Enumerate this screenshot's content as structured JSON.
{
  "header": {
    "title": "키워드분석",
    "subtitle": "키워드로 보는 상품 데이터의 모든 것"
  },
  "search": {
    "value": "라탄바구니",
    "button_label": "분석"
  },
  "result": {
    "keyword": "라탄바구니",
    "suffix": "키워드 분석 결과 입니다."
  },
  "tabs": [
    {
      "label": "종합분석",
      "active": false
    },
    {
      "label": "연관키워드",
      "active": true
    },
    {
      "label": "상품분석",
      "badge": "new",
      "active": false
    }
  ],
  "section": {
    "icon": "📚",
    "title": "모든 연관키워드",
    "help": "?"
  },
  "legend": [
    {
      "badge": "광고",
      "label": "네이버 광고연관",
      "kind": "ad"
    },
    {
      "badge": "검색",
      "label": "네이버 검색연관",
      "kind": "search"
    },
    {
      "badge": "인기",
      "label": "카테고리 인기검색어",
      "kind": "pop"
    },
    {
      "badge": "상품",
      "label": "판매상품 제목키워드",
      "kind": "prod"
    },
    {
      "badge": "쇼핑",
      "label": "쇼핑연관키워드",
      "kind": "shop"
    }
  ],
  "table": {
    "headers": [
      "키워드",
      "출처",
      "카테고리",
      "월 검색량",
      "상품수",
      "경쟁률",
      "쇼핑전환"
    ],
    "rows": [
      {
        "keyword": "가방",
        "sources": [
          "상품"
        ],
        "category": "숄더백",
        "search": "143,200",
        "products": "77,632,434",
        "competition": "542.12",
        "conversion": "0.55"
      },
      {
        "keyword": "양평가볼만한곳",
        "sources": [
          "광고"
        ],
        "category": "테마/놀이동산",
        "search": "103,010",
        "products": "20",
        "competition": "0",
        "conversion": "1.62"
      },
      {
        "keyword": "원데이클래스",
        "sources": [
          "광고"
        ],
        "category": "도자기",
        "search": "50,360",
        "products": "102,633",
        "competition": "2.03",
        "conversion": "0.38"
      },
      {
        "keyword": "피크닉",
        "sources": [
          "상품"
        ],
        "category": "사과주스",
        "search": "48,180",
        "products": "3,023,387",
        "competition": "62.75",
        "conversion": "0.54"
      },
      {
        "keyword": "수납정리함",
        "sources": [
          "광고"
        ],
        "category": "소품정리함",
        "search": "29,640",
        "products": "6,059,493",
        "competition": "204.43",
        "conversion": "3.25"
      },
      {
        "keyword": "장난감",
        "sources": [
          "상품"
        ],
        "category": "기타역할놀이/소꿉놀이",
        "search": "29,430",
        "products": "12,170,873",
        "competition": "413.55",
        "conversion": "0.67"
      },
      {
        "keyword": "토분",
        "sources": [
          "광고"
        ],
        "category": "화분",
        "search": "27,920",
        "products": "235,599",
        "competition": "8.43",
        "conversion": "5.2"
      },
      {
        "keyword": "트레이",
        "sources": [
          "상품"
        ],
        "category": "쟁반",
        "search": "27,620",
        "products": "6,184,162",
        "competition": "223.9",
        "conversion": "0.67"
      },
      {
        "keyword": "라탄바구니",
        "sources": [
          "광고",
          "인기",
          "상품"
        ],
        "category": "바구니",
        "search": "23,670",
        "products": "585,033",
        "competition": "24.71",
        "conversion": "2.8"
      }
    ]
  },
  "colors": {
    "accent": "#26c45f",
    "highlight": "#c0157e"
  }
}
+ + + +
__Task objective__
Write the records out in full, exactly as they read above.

__Task result__
Enumerate this screenshot's content as structured JSON.
{
  "header": {
    "title": "키워드분석",
    "subtitle": "키워드로 보는 상품 데이터의 모든 것"
  },
  "search": {
    "value": "라탄바구니",
    "button_label": "분석"
  },
  "result": {
    "keyword": "라탄바구니",
    "suffix": "키워드 분석 결과 입니다."
  },
  "tabs": [
    {
      "label": "종합분석",
      "active": false
    },
    {
      "label": "연관키워드",
      "active": true
    },
    {
      "label": "상품분석",
      "badge": "new",
      "active": false
    }
  ],
  "section": {
    "icon": "📚",
    "title": "모든 연관키워드",
    "help": "?"
  },
  "legend": [
    {
      "badge": "광고",
      "label": "네이버 광고연관",
      "kind": "ad"
    },
    {
      "badge": "검색",
      "label": "네이버 검색연관",
      "kind": "search"
    },
    {
      "badge": "인기",
      "label": "카테고리 인기검색어",
      "kind": "pop"
    },
    {
      "badge": "상품",
      "label": "판매상품 제목키워드",
      "kind": "prod"
    },
    {
      "badge": "쇼핑",
      "label": "쇼핑연관키워드",
      "kind": "shop"
    }
  ],
  "table": {
    "headers": [
      "키워드",
      "출처",
      "카테고리",
      "월 검색량",
      "상품수",
      "경쟁률",
      "쇼핑전환"
    ],
    "rows": [
      {
        "keyword": "가방",
        "sources": [
          "상품"
        ],
        "category": "숄더백",
        "search": "143,200",
        "products": "77,632,434",
        "competition": "542.12",
        "conversion": "0.55"
      },
      {
        "keyword": "양평가볼만한곳",
        "sources": [
          "광고"
        ],
        "category": "테마/놀이동산",
        "search": "103,010",
        "products": "20",
        "competition": "0",
        "conversion": "1.62"
      },
      {
        "keyword": "원데이클래스",
        "sources": [
          "광고"
        ],
        "category": "도자기",
        "search": "50,360",
        "products": "102,633",
        "competition": "2.03",
        "conversion": "0.38"
      },
      {
        "keyword": "피크닉",
        "sources": [
          "상품"
        ],
        "category": "사과주스",
        "search": "48,180",
        "products": "3,023,387",
        "competition": "62.75",
        "conversion": "0.54"
      },
      {
        "keyword": "수납정리함",
        "sources": [
          "광고"
        ],
        "category": "소품정리함",
        "search": "29,640",
        "products": "6,059,493",
        "competition": "204.43",
        "conversion": "3.25"
      },
      {
        "keyword": "장난감",
        "sources": [
          "상품"
        ],
        "category": "기타역할놀이/소꿉놀이",
        "search": "29,430",
        "products": "12,170,873",
        "competition": "413.55",
        "conversion": "0.67"
      },
      {
        "keyword": "토분",
        "sources": [
          "광고"
        ],
        "category": "화분",
        "search": "27,920",
        "products": "235,599",
        "competition": "8.43",
        "conversion": "5.2"
      },
      {
        "keyword": "트레이",
        "sources": [
          "상품"
        ],
        "category": "쟁반",
        "search": "27,620",
        "products": "6,184,162",
        "competition": "223.9",
        "conversion": "0.67"
      },
      {
        "keyword": "라탄바구니",
        "sources": [
          "광고",
          "인기",
          "상품"
        ],
        "category": "바구니",
        "search": "23,670",
        "products": "585,033",
        "competition": "24.71",
        "conversion": "2.8"
      }
    ]
  },
  "colors": {
    "accent": "#26c45f",
    "highlight": "#c0157e"
  }
}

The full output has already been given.